YOUR OBJECTIVE: Report each line from the entries in which "Quarts" can be found.

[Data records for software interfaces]
------------------------------------------------

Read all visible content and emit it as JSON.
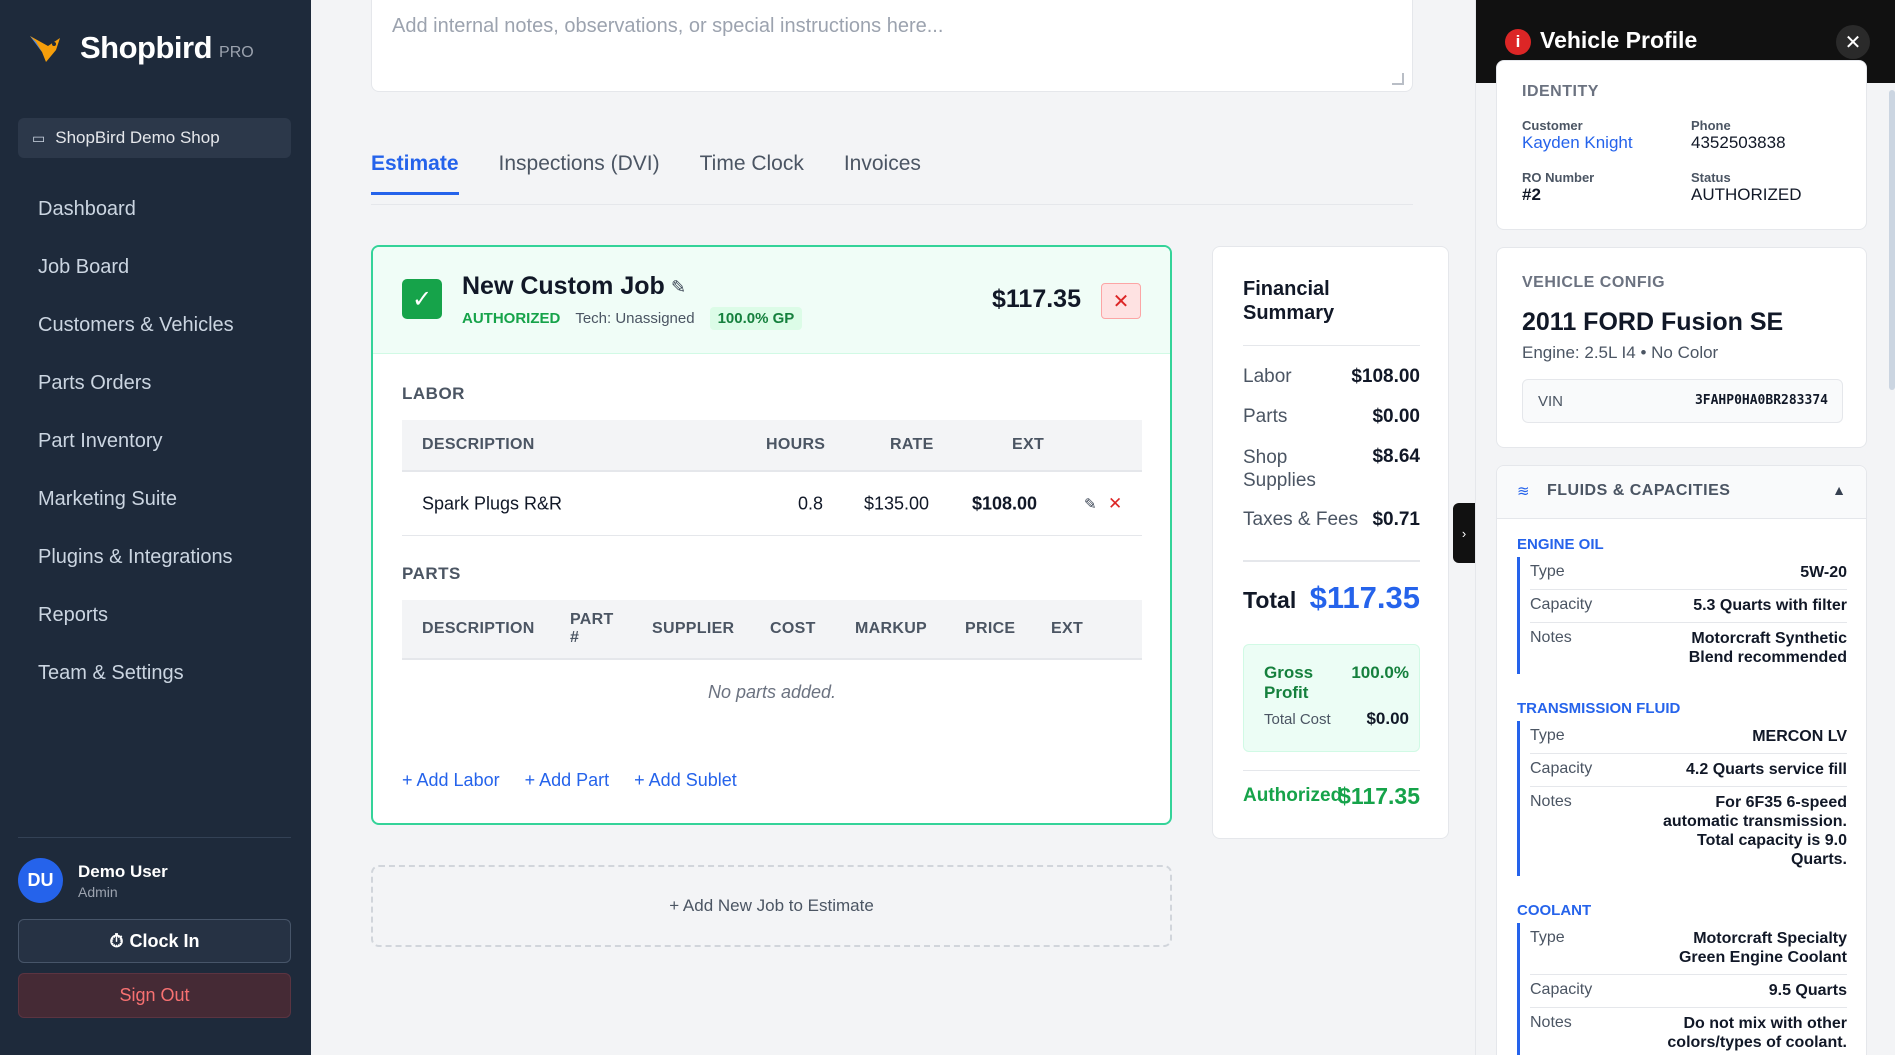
{
  "sidebar": {
    "brand": "Shopbird",
    "brand_suffix": "PRO",
    "shop_name": "ShopBird Demo Shop",
    "nav": [
      {
        "label": "Dashboard"
      },
      {
        "label": "Job Board"
      },
      {
        "label": "Customers & Vehicles"
      },
      {
        "label": "Parts Orders"
      },
      {
        "label": "Part Inventory"
      },
      {
        "label": "Marketing Suite"
      },
      {
        "label": "Plugins & Integrations"
      },
      {
        "label": "Reports"
      },
      {
        "label": "Team & Settings"
      }
    ],
    "user": {
      "initials": "DU",
      "name": "Demo User",
      "role": "Admin"
    },
    "clock_in": "Clock In",
    "sign_out": "Sign Out"
  },
  "notes": {
    "placeholder": "Add internal notes, observations, or special instructions here..."
  },
  "tabs": [
    {
      "label": "Estimate",
      "active": true
    },
    {
      "label": "Inspections (DVI)"
    },
    {
      "label": "Time Clock"
    },
    {
      "label": "Invoices"
    }
  ],
  "job": {
    "title": "New Custom Job",
    "status": "AUTHORIZED",
    "tech": "Tech: Unassigned",
    "gp": "100.0% GP",
    "price": "$117.35",
    "labor_title": "LABOR",
    "labor_headers": {
      "description": "DESCRIPTION",
      "hours": "HOURS",
      "rate": "RATE",
      "ext": "EXT"
    },
    "labor_rows": [
      {
        "description": "Spark Plugs R&R",
        "hours": "0.8",
        "rate": "$135.00",
        "ext": "$108.00"
      }
    ],
    "parts_title": "PARTS",
    "parts_headers": {
      "description": "DESCRIPTION",
      "part_no": "PART #",
      "supplier": "SUPPLIER",
      "cost": "COST",
      "markup": "MARKUP",
      "price": "PRICE",
      "ext": "EXT"
    },
    "parts_empty": "No parts added.",
    "add_labor": "+ Add Labor",
    "add_part": "+ Add Part",
    "add_sublet": "+ Add Sublet"
  },
  "add_new_job": "+ Add New Job to Estimate",
  "financial": {
    "title": "Financial Summary",
    "rows": [
      {
        "label": "Labor",
        "value": "$108.00"
      },
      {
        "label": "Parts",
        "value": "$0.00"
      },
      {
        "label": "Shop Supplies",
        "value": "$8.64"
      },
      {
        "label": "Taxes & Fees",
        "value": "$0.71"
      }
    ],
    "total_label": "Total",
    "total_value": "$117.35",
    "gross_profit_label": "Gross Profit",
    "gross_profit_value": "100.0%",
    "total_cost_label": "Total Cost",
    "total_cost_value": "$0.00",
    "authorized_label": "Authorized",
    "authorized_value": "$117.35"
  },
  "vehicle_panel": {
    "title": "Vehicle Profile",
    "identity_title": "IDENTITY",
    "customer_label": "Customer",
    "customer_value": "Kayden Knight",
    "phone_label": "Phone",
    "phone_value": "4352503838",
    "ro_label": "RO Number",
    "ro_value": "#2",
    "status_label": "Status",
    "status_value": "AUTHORIZED",
    "config_title": "VEHICLE CONFIG",
    "vehicle_name": "2011 FORD Fusion SE",
    "engine": "Engine: 2.5L I4 • No Color",
    "vin_label": "VIN",
    "vin_value": "3FAHP0HA0BR283374",
    "fluids_title": "FLUIDS & CAPACITIES",
    "fluids": [
      {
        "name": "ENGINE OIL",
        "rows": [
          {
            "k": "Type",
            "v": "5W-20"
          },
          {
            "k": "Capacity",
            "v": "5.3 Quarts with filter"
          },
          {
            "k": "Notes",
            "v": "Motorcraft Synthetic Blend recommended"
          }
        ]
      },
      {
        "name": "TRANSMISSION FLUID",
        "rows": [
          {
            "k": "Type",
            "v": "MERCON LV"
          },
          {
            "k": "Capacity",
            "v": "4.2 Quarts service fill"
          },
          {
            "k": "Notes",
            "v": "For 6F35 6-speed automatic transmission. Total capacity is 9.0 Quarts."
          }
        ]
      },
      {
        "name": "COOLANT",
        "rows": [
          {
            "k": "Type",
            "v": "Motorcraft Specialty Green Engine Coolant"
          },
          {
            "k": "Capacity",
            "v": "9.5 Quarts"
          },
          {
            "k": "Notes",
            "v": "Do not mix with other colors/types of coolant."
          }
        ]
      }
    ]
  }
}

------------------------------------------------

TASK OUTPUT:
            "v": "5.3 Quarts with filter"
            "v": "4.2 Quarts service fill"
            "v": "For 6F35 6-speed automatic transmission. Total capacity is 9.0 Quarts."
            "v": "9.5 Quarts"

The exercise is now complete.